From the Fall 2020 Issue
Diversity and Inclusion in Condominiums
Diversity and Its Challenges
The many advantages of condominium living mean that this lifestyle is appealing to a variety of different individuals. This diversity of condominium owners and occupants has the potential to create wonderful, well-rounded communities, but it can also present challenges, particularly when there is a lack of understanding about differences between the various populations.
Whether the diversity in your condominium comes in the form of race, religion, ethnicity, age, family status, ownership status (owners vs tenants), or other factors, there are best practices that need to be followed to help the different parties understand each other and live in harmony.
Communication, transparency, and consideration of differences are some of the most important strategies in dealing with any strife at a condominium. These strategies will help to prevent most misunderstandings or to resolve those that do arise.
Consideration of Differences
For example, in a condominium where a portion of the owners celebrate a holiday that requires certain strict adherence (e.g. no travelling or electricity, or being at the place of worship for the holiday time), making sure not to call owners’ meetings on those holidays can go a long way to ensuring that those individuals feel that they are included. On the other hand, calling owners’ meetings on those holidays would send a message (intentional or not) that those owners are not valued, and their input is not desired.
There are many other frequently seen examples, which you have likely encountered at one point or another. When there is a difference in family status, where some owners are retired older individuals, and others are families with young children, there can be a divide between the older individuals wanting peace and quiet, and young
children needing to run and play and expend energy. Or when owners from different cultural backgrounds are cooking traditional dishes, the odours of which may not always be palatable to their neighbours (particularly in high-rise condominiums or others with shared hallways). And of course, the tension between owners who reside at the condominium, and tenants who rent from landlord owners is something that many of us working in the condominium industry have experienced.

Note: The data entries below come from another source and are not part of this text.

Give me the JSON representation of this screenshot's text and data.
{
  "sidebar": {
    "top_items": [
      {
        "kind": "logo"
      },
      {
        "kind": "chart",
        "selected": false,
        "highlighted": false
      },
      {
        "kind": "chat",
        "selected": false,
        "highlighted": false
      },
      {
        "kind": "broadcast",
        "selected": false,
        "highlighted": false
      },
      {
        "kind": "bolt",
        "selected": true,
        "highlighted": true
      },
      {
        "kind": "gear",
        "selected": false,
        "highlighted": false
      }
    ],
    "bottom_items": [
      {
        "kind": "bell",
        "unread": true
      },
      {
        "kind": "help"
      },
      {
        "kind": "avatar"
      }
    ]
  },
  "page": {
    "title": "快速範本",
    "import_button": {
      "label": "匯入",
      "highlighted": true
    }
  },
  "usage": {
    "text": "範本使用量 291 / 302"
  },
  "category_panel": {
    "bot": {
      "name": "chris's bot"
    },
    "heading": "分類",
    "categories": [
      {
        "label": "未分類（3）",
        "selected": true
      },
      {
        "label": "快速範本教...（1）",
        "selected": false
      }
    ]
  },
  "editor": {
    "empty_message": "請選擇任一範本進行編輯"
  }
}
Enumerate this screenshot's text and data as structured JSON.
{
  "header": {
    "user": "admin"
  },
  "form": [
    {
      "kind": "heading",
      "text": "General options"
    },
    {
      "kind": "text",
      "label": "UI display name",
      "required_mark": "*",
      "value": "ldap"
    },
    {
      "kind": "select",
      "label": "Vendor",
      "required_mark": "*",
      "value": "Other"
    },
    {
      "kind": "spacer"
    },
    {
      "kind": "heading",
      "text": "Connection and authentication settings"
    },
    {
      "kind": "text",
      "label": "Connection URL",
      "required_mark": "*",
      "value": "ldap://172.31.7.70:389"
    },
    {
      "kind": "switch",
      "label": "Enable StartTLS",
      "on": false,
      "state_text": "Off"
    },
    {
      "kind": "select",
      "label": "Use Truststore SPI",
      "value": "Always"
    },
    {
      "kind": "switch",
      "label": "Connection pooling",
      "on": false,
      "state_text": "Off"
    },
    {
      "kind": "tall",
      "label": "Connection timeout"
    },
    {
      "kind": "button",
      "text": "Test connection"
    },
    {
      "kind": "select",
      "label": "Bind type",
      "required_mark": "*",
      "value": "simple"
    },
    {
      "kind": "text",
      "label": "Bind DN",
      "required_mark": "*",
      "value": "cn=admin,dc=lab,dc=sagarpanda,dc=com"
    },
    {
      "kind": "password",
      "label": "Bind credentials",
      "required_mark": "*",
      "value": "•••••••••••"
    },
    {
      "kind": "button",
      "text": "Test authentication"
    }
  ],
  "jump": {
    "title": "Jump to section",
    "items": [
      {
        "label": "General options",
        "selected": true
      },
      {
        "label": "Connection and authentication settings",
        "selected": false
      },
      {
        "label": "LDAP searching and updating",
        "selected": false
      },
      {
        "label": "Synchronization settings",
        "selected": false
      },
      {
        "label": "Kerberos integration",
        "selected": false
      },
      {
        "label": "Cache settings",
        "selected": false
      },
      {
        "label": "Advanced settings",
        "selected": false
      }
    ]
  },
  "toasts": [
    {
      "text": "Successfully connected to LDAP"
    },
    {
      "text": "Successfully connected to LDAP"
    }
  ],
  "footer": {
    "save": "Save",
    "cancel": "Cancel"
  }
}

In these cases, when there are complaints, communication can make all the difference. Sometimes simply reminding owners of the different needs of their neighbours and fellow owners can help to resolve the matter. If not, an informal meeting – with the property manager and/or board members there to assist – between the different parties to discuss their perspectives may help. If that does not resolve the matter, or if the disagreement has escalated to the extent that an informal meeting will not be a good idea, a professional mediator can be a great resource for getting parties to meet, express their views, and figure out a compromise that they all can live with.
Another tool that may be helpful is a ‘town hall meeting,’ where the owners and occupants can get together and learn about each other, perhaps even share food and other aspects of their culture. Often frustrations arise from simply not understanding something that is ‘other’ than what we are used to, and communication and understanding our differences can help to see where the other person is coming from.
The Human Rights Code of Ontario
On a more serious note, it is important for the board and property manager to keep in mind potential human rights matters. The Human Rights Code of Ontario (the “Code”) protects individuals from discrimination on 17 different personal attributes, or ‘grounds’ as they are referred to in the Code: citizenship, race, place of origin, ethnic origin, colour, ancestry, disability, age, creed, sex/pregnancy, family status, marital status, sexual orientation, gender identity, gender expression, receipt of public assistance (for housing), and record of criminal offences (for employment). The Code does apply to condominiums and will take precedence over a condominium’s Declaration, By-laws, and Rules. This is why certain provisions in a Declaration, such as prohibiting students for example, are not valid. This has been found to be discrimination on the basis of age and/or family status.
When disagreements between owners, occupants, and/or the condominium arise relating to any of the grounds protected by the Code, it is essential that the board and property managers are mindful of this when proposing or instituting any resolution. Referring back to the above example of holding owners’ meetings on days where a certain portion of owners cannot attend due to religious reasons, this could certainly potentially a violation of the Code on the ground of religion, particularly if the situation were to occur more than once.
When addressing a complaint or proposing or institution a solution, the board should consider whether there are any potential Code issues involved, and how the potential solution might impact or affect the rights protected under the Code. If you have questions or are not sure of the proper approach, consult the condominium’s legal counsel to make sure that the board and management are protected and are respecting the rights of the condominium’s owners and occupants.
The more diversity that exists in a condominium community, the more potential there is for disagreements and misunderstandings, but there is also more potential for a vibrant and exciting community where different perspectives come together to make the community the best that it can be. By respecting and honouring differences and working together to overcome disputes, your condominium community will be better and healthier than ever before.
Stephanie Sutherland is a condominium lawyer with Cohen Highley LLP, working in their Kitchener office. She works with condominium corporations and unit owners to help them address day-to-day condominium governance matters and resolve disputes.